Assembly Republicans want to limit government food aid used to buy junk food while acknowledging they will likely need to overcome opposition from powerful business groups and the federal government to do it.
Limiting the types of food that could be purchased with taxpayer-funded assistance is among several broad proposals to promote “self sufficiency” — including drug testing everyone receiving unemployment assistance and food stamps — that Assembly Republicans plan to pursue in the session that begins in January.
State Rep. Mark Born, R-Beaver Dam, said he knows the food industry and retailers were strongly opposed to a bill that failed to make it through the last legislative session.
And Born acknowledged that any changes likely would run afoul of longstanding U.S. Department of Agriculture rules.
“I think any of these bills on welfare reform are going to be difficult to pass — otherwise, they would’ve been done already,” said Born, chairman of the newly created Public Benefit Reform Committee.

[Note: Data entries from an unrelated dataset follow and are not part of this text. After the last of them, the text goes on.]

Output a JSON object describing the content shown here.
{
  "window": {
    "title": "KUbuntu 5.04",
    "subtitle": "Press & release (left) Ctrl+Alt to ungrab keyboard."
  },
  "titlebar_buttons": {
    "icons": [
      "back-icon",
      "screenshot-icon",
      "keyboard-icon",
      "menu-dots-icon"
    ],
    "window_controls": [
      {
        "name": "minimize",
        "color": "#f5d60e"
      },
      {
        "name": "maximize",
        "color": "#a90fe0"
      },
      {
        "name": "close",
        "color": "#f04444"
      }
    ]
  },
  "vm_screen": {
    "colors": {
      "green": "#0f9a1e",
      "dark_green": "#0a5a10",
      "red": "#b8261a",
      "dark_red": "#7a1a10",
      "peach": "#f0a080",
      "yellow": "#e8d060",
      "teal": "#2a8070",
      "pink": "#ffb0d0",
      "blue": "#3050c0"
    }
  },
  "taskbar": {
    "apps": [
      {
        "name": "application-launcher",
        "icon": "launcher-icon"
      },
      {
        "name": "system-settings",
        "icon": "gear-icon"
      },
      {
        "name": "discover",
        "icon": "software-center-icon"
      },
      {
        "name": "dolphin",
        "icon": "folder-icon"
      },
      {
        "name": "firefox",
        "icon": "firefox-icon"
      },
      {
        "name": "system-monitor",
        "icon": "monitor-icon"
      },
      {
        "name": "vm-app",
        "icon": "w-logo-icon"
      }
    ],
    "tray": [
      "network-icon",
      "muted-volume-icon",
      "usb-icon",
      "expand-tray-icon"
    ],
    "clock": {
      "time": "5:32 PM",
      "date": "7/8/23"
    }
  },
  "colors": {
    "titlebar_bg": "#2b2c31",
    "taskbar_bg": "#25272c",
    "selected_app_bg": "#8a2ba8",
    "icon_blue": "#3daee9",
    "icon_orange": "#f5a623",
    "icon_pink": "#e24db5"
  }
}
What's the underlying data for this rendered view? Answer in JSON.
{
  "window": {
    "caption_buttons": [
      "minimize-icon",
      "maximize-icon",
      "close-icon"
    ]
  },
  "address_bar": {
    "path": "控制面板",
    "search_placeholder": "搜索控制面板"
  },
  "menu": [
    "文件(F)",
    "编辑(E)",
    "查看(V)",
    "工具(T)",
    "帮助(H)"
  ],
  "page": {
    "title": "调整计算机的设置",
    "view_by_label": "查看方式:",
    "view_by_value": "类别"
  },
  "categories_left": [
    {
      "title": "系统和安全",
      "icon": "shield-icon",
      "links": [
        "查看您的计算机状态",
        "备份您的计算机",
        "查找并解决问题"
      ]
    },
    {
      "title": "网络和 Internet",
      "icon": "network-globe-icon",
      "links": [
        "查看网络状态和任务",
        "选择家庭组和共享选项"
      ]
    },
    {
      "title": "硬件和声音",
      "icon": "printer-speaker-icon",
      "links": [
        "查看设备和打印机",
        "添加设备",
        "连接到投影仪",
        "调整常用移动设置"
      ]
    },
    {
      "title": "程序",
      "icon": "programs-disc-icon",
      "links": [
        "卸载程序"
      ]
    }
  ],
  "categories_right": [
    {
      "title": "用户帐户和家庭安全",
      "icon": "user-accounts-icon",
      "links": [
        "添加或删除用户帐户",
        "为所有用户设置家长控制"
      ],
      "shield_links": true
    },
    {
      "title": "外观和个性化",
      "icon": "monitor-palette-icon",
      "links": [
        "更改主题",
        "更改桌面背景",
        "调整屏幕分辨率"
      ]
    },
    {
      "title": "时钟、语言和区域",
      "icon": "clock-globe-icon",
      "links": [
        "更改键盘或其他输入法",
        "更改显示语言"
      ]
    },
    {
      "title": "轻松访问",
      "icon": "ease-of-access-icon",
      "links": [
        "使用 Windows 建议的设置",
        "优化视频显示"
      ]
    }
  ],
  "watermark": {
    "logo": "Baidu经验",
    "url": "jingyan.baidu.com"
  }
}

But Born said he thinks taxpayers are tired of seeing their hard-earned dollars spent on unhealthy food.
“These programs are meant to help people make it through a difficult time and provide food for families and, in some cases, individuals,” Born said. “It’s just trying to get the people on government assistance programs to use them for what they were intended for.”
In the last legislative session, a junk food bill failed to make it to the Senate floor after passing the Assembly on a bipartisan vote of 68-26.
The measure faced opposition from the food industry and retailers as well as social-service groups. In all, opponents reported spending more than 800 hours lobbying lawmakers to reject the proposal, according to the Government Accountability Board. There was no organized group supporting it.
That bill would have required two-thirds of a monthly food stamp allotment to be spent on items from a list of healthy foods. It also would have created a pilot program to ban benefit recipients from buying items such as chips and soda with FoodShare benefits.
Retailers and grocers argued the bill would impose costly and cumbersome burdens on store owners and clerks. In addition, there were questions about whether the USDA, which funds Wisconsin’s FoodShare program, would allow the state to impose more restrictions on recipients.
The Wisconsin Grocers Association spent the most time lobbying in opposition to the bill. The group’s president and CEO, Brandon Scholz, said the proposal would have cost stores “tens of millions of dollars” to upgrade software. Grocers would have had to divide charges on FoodShare debit cards, known as Quest cards, from two accounts: healthy and not-so-healthy.
It also could have led to longer grocery lines. Currently, there is a short list of what items cannot be paid for with Quest cards: Alcohol, cigarettes, non-food items including pet food, food intended to be eaten at the store and hot food.
On its website, USDA notes that there are hundreds of thousands of food items — with thousands more being added each year — and deciding which ones are healthy would be a monumental task.
“The task of identifying, evaluating and tracking the nutritional profile of every food available for purchase would be substantial,” the agency says.
Scholz said the 2013 bill would have turned clerks into “food police.” However, Scholz, former executive director of the Republican Party of Wisconsin, said he is willing to work with Republicans who control the Legislature to see what could be done to encourage healthier purchases by those getting government food assistance.
“It’s not a stupid idea,” Scholz said. “It’s what can be done practically, and at what cost?”
Changing the definition of allowable foods also would require action by Congress. Born said he’s had discussions with U.S. Rep.-elect Glenn Grothman about pushing for changes at the federal level. As a state senator, Grothman has been an outspoken critic of public benefit programs, saying they lead to government dependence and single parenthood, among other problems.
The USDA has vetoed two other states’ efforts for much narrower restrictions.
The agency rejected Minnesota’s proposal to ban soda and candy from the list of acceptable food items in 2004, and in 2011, it rejected New York’s proposal to exclude soda.
Scholz said he doubts the federal government would grant a waiver to Wisconsin.
“The state cannot arbitrarily, unilaterally decide to change this,” he said.
Legal Action of Wisconsin, which serves poor clients, said it opposes efforts to further restrict what can be purchased with FoodShare benefits.
“This proposal will result mainly in a bellyache for Wisconsin’s retailers and grocers who will have to spend the time and money to sift through their customers’ grocery carts to comply with whatever the law’s definition of ‘nutritious’ is,” said Vicky Selkowe, legislative director for Legal Action.
“Our clients tell us that a far bigger hurdle to their purchasing healthy food are the facts that their low-income neighborhoods are food deserts, and that the jobs they work at don’t pay enough for them to afford healthier food.”
Born said his sense is most Wisconsinites favor requiring that taxpayer-funded food assistance be used to buy nutritious food.
“People support the idea,” he said. “It’s just whether or not we can find a way to accomplish the goal.”